Now 77, Gosnell is currently serving three back-to-back life sentences at the state prison in Huntingdon, Pa. for the murders of three viable infants, plus involuntary manslaughter for Mongar's death. He also pled guilty to federal charges of selling some 700,000 pills worth of prescriptions and was sentenced to another 30 years.
In the film, Gosnell's angular clinic – which still stands at 3801 Lancaster Ave., and still technically belongs to him, despite a multi-million-dollar civil judgment entered against him in a wrongful death suit filed by Mongar's family – is portrayed as a massive, looming fortress.
The film also call Gosnell a "serial killer." But McMahon, who identified himself as pro-choice, said Gosnell was an "educated" man who wanted to help his West Philly community through medical services, and gradually went astray into abortion procedures the jury deemed illegal as he aged.
"Was it the Mayo Clinic? No. But was it this bloody, sloppy, horrific location? No. It was an urban abortion clinic," McMahon said. "The case wasn't a referendum on abortion. ... They portray him as some horrific monster, and there's nothing further from the truth."
Woods said he doesn't think the film has a political slant.
"This guy wasn't doing abortions. He was having babies delivered and having their necks slit as they came out of the womb. He did it that way for expediency.
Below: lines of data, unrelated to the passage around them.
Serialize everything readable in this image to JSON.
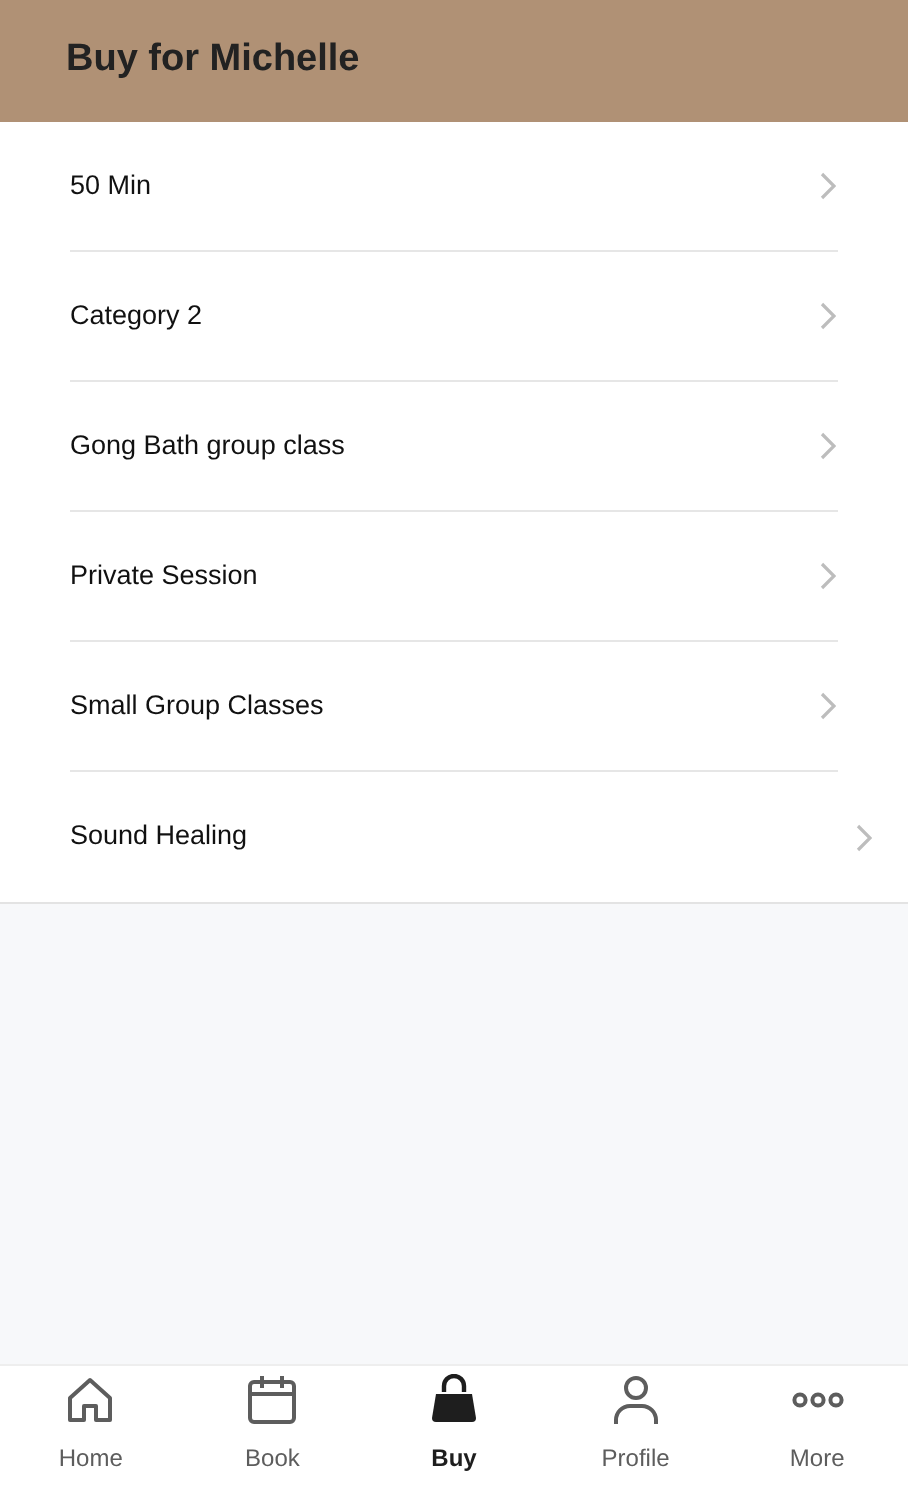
{
  "header": {
    "title": "Buy for Michelle"
  },
  "items": [
    {
      "label": "50 Min"
    },
    {
      "label": "Category 2"
    },
    {
      "label": "Gong Bath group class"
    },
    {
      "label": "Private Session"
    },
    {
      "label": "Small Group Classes"
    },
    {
      "label": "Sound Healing"
    }
  ],
  "tab_bar": [
    {
      "label": "Home",
      "selected": false
    },
    {
      "label": "Book",
      "selected": false
    },
    {
      "label": "Buy",
      "selected": true
    },
    {
      "label": "Profile",
      "selected": false
    },
    {
      "label": "More",
      "selected": false
    }
  ]
}
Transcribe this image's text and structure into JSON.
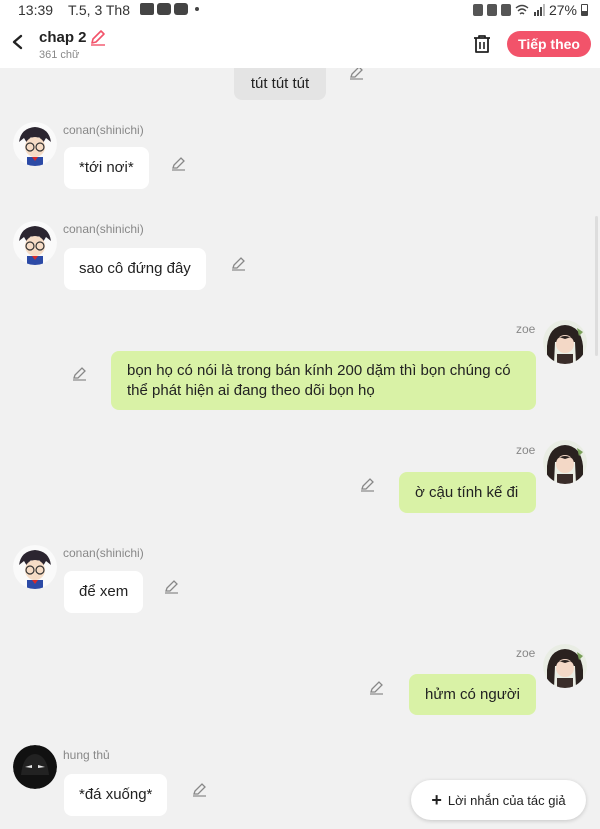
{
  "status_bar": {
    "time": "13:39",
    "date": "T.5, 3 Th8",
    "battery": "27%"
  },
  "header": {
    "title": "chap 2",
    "word_count": "361 chữ",
    "next_label": "Tiếp theo"
  },
  "colors": {
    "accent": "#f2536a",
    "own_bubble": "#d9f2a6",
    "other_bubble": "#ffffff",
    "narration_bubble": "#e4e4e4"
  },
  "messages": [
    {
      "sender": "",
      "text": "tút tút tút",
      "side": "center"
    },
    {
      "sender": "conan(shinichi)",
      "text": "*tới nơi*",
      "side": "left"
    },
    {
      "sender": "conan(shinichi)",
      "text": "sao cô đứng đây",
      "side": "left"
    },
    {
      "sender": "zoe",
      "text": "bọn họ có nói là trong bán kính 200 dặm thì bọn chúng có thể phát hiện ai đang theo dõi bọn họ",
      "side": "right"
    },
    {
      "sender": "zoe",
      "text": "ờ cậu tính kế đi",
      "side": "right"
    },
    {
      "sender": "conan(shinichi)",
      "text": "để xem",
      "side": "left"
    },
    {
      "sender": "zoe",
      "text": "hửm có người",
      "side": "right"
    },
    {
      "sender": "hung thủ",
      "text": "*đá xuống*",
      "side": "left"
    }
  ],
  "author_note_button": {
    "label": "Lời nhắn của tác giả"
  },
  "icons": [
    "back-arrow-icon",
    "pencil-icon",
    "trash-icon",
    "plus-icon",
    "avatar-conan",
    "avatar-zoe",
    "avatar-hung-thu"
  ]
}
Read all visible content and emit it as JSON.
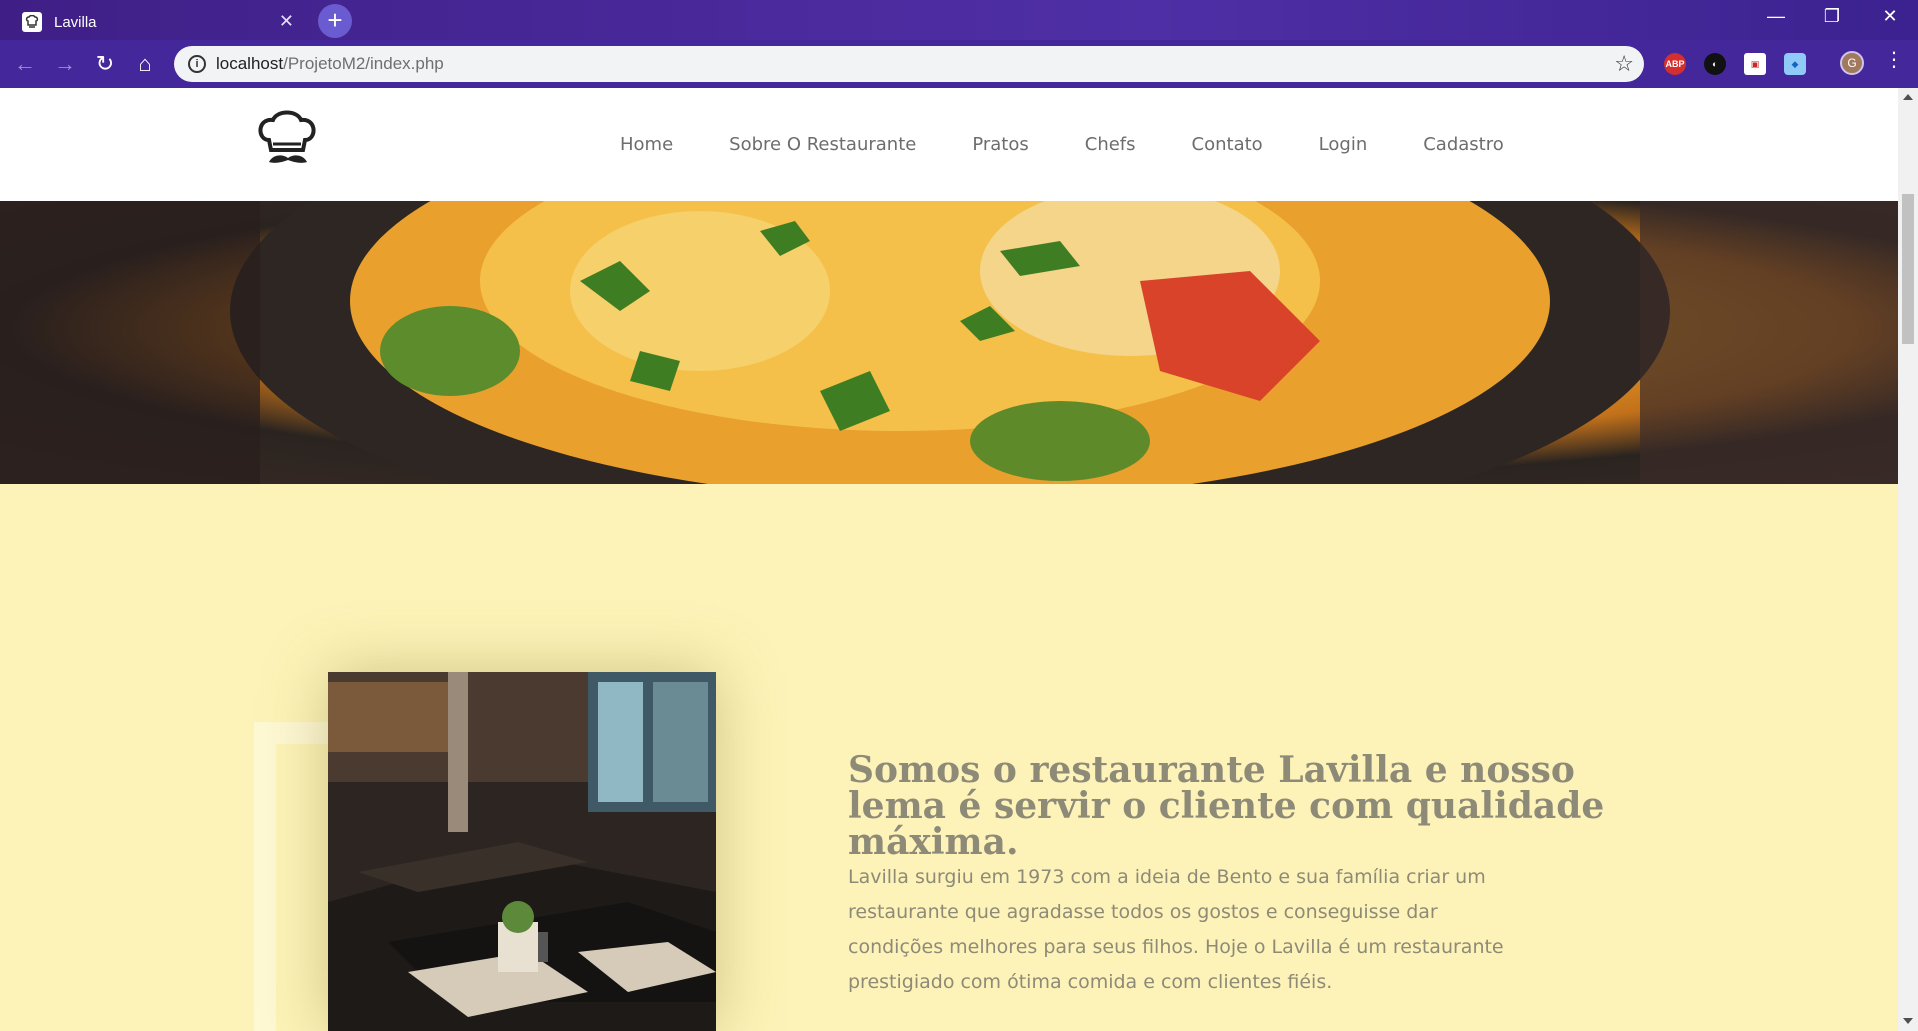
{
  "browser": {
    "tab_title": "Lavilla",
    "tab_close": "✕",
    "new_tab": "+",
    "url_host": "localhost",
    "url_path": "/ProjetoM2/index.php",
    "profile_initial": "G",
    "extensions": [
      "ABP"
    ]
  },
  "site": {
    "nav": [
      "Home",
      "Sobre O Restaurante",
      "Pratos",
      "Chefs",
      "Contato",
      "Login",
      "Cadastro"
    ]
  },
  "about": {
    "title": "Somos o restaurante Lavilla e nosso lema é servir o cliente com qualidade máxima.",
    "text": "Lavilla surgiu em 1973 com a ideia de Bento e sua família criar um restaurante que agradasse todos os gostos e conseguisse dar condições melhores para seus filhos. Hoje o Lavilla é um restaurante prestigiado com ótima comida e com clientes fiéis."
  },
  "colors": {
    "chrome": "#44279a",
    "page_bg": "#fdf3b8",
    "nav_text": "#6d6d6d",
    "body_text": "#8e8a78"
  }
}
It was an abortion mill," Woods said. "If you see the movie, you could take whatever side you want on it, but we, during the trial, had actual abortion doctors, who were legitimate, testify about why what this guy did was wrong. ... It wasn't made because it's an anti-abortion film. It was just a heinous story. It actually happened right amongst us, in a major city in America."
McAleer said Gosnell's past proves he was no ordinary abortion doctor.
"The jury convicted him of several heinous first-degree murders — not accidental killings," he said. "He was involved in the mutilation of women in 1972 — an event which the press then called the Mothers' Day Massacre."
(Indeed, in 1972, Gosnell performed abortions for 15 low-income women in Philadelphia, using an experimental and destructive device called the 'supercoil,' which left nine victims with severe complications.)
"There is no evidence he cleaned up his act from then," McAleer said. "He has been involved in killings for years. He is America's most prolific serial killer."
Fair or biased? Make up your mind by seeing the Gosnell film for yourself, starting Oct. 12 – theaters listed at gosnellmovie.com.